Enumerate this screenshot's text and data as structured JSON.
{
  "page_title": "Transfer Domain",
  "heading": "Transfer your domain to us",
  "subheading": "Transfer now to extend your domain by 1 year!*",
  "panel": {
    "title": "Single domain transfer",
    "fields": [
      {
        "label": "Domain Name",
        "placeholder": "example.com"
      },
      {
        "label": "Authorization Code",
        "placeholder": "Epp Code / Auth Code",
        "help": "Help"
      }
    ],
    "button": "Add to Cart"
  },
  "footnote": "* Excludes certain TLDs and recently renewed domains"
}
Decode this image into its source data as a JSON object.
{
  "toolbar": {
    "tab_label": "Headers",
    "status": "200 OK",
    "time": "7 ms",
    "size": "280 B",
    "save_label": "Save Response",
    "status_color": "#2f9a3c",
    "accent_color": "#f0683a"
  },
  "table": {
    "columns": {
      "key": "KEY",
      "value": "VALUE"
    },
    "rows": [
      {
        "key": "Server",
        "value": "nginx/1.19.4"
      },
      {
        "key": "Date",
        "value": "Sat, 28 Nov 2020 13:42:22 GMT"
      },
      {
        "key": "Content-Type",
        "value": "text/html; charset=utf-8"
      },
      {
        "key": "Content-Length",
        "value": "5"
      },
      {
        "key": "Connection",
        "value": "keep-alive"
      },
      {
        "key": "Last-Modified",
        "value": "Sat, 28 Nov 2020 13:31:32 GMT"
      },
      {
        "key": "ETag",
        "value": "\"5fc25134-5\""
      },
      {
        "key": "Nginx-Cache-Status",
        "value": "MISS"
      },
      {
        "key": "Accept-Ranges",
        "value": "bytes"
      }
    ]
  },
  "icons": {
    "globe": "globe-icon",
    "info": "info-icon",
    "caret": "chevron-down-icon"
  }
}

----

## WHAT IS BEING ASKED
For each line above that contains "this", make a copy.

## ANSWER BOX
Enumerate this screenshot's text and data as structured JSON.
Decode this image into its source data as a JSON object.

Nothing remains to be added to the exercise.